It's not often that Apple shares dip -- and even more rare for Apple shares to dip below the $600 mark. But that's just what happened in the wake of Apple CEO Tim Cook's management shakeup in the midst of Hurricane Sandy.
Apple shares in early trading declined by as much as 1.6 percent compared with Tuesday's closing price. Apple shares dropped below $600 to $594.35 on Tuesday and again to close at $595.32 by Wednesday.
That's the first time since July that Apple closed a day on the stock market below the $600 mark. Although it's not certain that the stock dips were a reaction to the executive shakeup Apple announced, it's clear that something is going on. Apple's stock has lost more than $100 a share since Sept. 21 despite the launch of the iPad mini and new iPad.
Impact of Forstall's Departure
Within the Apple ranks, Jony Ive, Bob Mansfield, Eddy Cue and Craig Federighi are getting a heavier workload while Scott Forstall, iOS chief, and John Browett, head of the retail team, are leaving Apple.

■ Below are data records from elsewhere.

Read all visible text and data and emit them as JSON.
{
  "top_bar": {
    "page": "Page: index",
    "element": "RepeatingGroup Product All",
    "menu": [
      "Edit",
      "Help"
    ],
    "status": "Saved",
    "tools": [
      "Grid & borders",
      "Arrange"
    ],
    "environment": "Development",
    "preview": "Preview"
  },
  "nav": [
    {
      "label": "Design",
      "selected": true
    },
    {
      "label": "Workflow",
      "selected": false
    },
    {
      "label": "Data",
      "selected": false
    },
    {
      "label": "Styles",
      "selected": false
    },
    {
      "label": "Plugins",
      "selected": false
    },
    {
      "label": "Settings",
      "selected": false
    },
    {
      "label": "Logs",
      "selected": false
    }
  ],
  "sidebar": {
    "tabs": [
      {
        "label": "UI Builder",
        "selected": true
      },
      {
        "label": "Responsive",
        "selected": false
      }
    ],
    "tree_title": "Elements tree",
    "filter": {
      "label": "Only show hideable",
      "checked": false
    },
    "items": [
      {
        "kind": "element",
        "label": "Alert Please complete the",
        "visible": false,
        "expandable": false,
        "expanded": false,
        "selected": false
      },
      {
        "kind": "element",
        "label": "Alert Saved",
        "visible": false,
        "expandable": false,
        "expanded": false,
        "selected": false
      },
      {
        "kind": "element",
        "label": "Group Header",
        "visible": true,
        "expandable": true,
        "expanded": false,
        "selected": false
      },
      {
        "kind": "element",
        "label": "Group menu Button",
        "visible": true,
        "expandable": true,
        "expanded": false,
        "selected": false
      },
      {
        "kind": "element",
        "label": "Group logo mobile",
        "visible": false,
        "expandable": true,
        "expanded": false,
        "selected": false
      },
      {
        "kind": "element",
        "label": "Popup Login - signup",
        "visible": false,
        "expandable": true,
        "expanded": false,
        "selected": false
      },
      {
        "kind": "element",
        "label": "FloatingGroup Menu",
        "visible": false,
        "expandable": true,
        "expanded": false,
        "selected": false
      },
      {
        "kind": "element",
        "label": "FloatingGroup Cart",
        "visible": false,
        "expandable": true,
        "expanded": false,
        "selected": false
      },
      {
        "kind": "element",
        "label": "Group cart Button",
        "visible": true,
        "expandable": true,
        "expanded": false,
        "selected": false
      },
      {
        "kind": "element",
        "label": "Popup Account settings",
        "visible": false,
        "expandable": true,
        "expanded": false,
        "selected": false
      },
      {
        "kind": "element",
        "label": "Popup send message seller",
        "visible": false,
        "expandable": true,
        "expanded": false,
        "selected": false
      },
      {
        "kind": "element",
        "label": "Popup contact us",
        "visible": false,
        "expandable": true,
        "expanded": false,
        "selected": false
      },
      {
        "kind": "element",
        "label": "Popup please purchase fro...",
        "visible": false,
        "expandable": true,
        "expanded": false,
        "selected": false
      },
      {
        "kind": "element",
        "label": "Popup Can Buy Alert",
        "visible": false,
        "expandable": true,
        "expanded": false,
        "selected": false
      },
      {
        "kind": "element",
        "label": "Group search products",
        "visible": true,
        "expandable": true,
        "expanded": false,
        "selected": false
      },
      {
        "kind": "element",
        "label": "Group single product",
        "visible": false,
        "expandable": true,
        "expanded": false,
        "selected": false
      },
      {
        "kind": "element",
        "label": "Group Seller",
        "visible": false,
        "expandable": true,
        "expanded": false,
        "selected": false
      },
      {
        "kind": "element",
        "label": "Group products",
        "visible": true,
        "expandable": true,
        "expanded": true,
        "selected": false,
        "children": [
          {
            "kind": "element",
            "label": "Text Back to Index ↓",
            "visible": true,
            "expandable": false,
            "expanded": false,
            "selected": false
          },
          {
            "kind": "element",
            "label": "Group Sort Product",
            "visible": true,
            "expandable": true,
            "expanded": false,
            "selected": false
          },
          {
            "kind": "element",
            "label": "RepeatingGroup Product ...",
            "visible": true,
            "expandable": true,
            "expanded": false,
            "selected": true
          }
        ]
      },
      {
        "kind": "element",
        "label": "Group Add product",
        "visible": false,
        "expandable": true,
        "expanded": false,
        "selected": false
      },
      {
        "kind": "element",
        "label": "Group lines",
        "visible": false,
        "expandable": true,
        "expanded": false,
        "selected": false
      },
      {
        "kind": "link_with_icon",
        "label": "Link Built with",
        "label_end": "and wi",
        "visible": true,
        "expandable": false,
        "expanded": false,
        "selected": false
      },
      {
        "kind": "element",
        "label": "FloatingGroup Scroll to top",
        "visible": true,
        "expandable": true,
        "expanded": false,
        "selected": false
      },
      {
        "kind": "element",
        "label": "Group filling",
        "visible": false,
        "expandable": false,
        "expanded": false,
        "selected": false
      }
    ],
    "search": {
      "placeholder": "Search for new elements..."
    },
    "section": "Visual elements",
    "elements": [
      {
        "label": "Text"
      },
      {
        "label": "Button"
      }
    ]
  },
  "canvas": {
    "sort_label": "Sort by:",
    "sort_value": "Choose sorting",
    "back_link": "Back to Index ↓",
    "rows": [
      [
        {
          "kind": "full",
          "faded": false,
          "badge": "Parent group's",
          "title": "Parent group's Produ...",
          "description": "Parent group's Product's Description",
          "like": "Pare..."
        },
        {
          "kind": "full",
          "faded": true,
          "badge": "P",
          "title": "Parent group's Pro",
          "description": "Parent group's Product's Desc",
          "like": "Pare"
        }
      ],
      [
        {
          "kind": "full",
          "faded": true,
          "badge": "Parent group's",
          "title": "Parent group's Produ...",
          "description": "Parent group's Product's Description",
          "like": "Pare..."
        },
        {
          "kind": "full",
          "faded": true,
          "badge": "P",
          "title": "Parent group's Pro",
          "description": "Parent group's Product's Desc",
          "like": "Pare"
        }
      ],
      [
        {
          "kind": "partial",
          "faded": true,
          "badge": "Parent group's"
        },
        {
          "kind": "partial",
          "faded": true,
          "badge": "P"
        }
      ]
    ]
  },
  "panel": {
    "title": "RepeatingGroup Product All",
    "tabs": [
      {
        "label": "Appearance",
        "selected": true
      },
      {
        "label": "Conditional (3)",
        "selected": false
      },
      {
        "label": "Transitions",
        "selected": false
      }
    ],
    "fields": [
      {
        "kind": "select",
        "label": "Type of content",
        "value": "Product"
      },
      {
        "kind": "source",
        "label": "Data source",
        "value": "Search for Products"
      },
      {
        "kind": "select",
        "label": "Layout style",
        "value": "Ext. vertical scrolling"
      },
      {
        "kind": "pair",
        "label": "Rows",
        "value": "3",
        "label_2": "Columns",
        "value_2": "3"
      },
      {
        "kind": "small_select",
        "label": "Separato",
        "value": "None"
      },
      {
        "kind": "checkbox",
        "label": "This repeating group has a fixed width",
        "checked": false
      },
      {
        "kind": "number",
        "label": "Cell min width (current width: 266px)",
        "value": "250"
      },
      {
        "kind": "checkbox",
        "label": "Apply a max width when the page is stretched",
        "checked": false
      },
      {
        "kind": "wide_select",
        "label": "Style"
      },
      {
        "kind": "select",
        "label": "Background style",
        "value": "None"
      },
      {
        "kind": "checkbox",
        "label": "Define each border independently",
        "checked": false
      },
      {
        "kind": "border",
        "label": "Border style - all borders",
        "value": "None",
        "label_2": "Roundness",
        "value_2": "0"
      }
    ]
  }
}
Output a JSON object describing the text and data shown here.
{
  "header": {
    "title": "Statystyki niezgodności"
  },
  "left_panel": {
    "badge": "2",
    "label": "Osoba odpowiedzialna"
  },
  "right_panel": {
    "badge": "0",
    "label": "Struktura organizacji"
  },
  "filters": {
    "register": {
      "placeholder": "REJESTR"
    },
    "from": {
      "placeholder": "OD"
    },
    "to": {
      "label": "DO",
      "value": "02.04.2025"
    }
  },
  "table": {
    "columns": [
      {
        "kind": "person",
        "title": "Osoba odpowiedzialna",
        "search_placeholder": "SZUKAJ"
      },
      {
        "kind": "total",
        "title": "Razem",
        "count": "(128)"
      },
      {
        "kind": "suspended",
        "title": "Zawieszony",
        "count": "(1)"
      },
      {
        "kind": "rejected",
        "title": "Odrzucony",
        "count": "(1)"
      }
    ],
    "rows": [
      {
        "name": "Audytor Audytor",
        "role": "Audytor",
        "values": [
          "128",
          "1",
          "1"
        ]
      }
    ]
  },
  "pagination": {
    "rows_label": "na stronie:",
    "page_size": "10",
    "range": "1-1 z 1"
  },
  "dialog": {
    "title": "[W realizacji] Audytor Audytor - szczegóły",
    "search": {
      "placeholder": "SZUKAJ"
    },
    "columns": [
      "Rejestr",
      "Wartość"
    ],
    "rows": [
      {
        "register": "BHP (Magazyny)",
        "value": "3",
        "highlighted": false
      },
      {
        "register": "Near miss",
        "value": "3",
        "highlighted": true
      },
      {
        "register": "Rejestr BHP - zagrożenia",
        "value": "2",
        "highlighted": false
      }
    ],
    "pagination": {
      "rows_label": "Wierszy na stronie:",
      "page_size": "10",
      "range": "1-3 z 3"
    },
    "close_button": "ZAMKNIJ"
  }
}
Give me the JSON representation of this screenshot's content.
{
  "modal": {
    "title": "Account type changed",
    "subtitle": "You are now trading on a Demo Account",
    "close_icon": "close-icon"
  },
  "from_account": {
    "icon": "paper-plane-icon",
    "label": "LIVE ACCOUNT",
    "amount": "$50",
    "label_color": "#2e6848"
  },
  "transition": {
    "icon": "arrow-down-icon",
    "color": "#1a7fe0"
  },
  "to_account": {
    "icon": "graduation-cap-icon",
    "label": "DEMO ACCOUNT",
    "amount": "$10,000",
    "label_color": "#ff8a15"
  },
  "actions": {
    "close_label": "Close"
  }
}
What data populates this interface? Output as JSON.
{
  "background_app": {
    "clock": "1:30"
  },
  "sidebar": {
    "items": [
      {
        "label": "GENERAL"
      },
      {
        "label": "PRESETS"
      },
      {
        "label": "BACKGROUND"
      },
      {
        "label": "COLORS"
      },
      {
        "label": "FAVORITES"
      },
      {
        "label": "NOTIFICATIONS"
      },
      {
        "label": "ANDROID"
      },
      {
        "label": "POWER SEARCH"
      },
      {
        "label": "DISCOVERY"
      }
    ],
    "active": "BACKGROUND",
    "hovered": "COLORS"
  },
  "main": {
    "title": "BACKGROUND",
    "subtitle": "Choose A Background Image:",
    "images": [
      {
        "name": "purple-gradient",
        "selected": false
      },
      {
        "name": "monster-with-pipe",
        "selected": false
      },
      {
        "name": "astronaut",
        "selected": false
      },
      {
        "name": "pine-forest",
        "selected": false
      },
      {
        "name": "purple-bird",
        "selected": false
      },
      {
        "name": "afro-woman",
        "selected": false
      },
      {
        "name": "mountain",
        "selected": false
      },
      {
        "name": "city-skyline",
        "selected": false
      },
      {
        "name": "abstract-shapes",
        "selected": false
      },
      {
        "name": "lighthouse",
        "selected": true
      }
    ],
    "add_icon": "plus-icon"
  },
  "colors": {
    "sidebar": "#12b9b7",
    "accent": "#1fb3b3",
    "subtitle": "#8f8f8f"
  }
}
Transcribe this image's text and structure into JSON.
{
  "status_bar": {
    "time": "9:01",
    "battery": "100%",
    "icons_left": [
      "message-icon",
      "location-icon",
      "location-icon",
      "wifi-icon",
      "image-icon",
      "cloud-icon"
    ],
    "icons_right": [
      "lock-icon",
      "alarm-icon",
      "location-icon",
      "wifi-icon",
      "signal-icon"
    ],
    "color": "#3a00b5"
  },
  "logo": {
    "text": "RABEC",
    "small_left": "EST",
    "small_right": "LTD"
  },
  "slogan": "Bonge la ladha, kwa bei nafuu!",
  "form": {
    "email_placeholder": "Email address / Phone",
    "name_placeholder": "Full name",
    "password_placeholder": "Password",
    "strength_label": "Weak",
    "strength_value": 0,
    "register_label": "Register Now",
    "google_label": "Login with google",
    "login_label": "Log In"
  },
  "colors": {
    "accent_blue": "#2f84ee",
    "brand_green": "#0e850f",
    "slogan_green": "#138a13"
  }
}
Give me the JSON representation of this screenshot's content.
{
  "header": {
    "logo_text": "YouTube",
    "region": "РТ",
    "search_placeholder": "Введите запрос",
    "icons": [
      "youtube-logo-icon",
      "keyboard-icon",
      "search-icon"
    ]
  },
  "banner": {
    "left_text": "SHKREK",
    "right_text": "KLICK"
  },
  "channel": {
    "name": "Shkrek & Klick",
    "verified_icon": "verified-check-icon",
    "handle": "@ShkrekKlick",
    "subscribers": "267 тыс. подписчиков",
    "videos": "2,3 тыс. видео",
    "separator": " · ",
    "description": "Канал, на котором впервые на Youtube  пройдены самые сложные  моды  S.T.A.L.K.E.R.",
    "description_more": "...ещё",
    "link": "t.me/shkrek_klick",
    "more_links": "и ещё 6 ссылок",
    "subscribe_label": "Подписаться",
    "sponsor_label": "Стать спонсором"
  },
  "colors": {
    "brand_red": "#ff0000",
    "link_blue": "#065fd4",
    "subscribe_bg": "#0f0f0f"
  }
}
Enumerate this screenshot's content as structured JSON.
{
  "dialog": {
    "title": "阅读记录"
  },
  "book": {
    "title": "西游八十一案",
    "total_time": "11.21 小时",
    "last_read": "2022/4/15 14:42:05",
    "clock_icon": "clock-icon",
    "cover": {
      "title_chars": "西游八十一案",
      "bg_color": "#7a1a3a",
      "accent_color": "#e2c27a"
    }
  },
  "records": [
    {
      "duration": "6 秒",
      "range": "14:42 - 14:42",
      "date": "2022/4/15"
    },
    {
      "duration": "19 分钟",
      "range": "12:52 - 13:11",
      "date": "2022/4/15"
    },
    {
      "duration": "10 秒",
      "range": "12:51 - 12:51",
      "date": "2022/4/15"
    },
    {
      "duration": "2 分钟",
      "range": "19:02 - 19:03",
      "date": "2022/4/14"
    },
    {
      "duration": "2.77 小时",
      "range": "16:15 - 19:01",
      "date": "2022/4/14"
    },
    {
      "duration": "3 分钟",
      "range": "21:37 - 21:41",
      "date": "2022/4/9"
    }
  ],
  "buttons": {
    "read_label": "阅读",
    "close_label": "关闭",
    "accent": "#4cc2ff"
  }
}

"Both departures were likely forced by Apple's CEO and weren't voluntary," Amit Daryanani, an analyst at RBC Capital Markets, wrote in a research report. "While there will be concerns about future execution given Mr. Forstall's departure, we note that Apple has navigated through past turnovers impeccably."
The Wall Street Journal is reporting drama around Forstall. The Journal says Cook wanted Forstall to sign an official apology letter to customers for the poor navigation and quality of Apple Maps and he refused.
"The buggy and poor-performing Maps app, which displaced Google Maps as part of the iOS 6 launch, has been a black eye for Apple," Mark Moskowitz, an analyst at JPMorgan Chase & Co., wrote in a research report. "The one risk, in our view, is if Forstall potentially heads to a competitor such as Google or Microsoft to build out their mobile operating system prowess."
The New Apple Lineup
The shake up leaves Federighi to lead both iOS and OS X. Cook must figure Federighi's leadership behind OS X -- along with the merging functionalities between the desktop and mobile Relevant Products/Services operating system -- positions him well to lead the charge.
Meanwhile, Ive will provide direction for Human Interface across the company. That's in addition to his role as the leader of Industrial Design. Apple says his design aesthetic has been the driving force behind the look and feel of its products for more than a decade.
Eddy Cue, senior vice president of Internet Software and Services, will heap Siri and Maps onto his plate. That puts all Apple's online services under his leadership. Cue has shown success with the iTunes Store, App Store, iBookstore and the iCloud.
Finally, Bob Mansfield will lead a new group, Technologies, which combines all of Apple's wireless teams across the company in one organization. This organization will also include the semiconductor teams, who have ambitious plans for the future.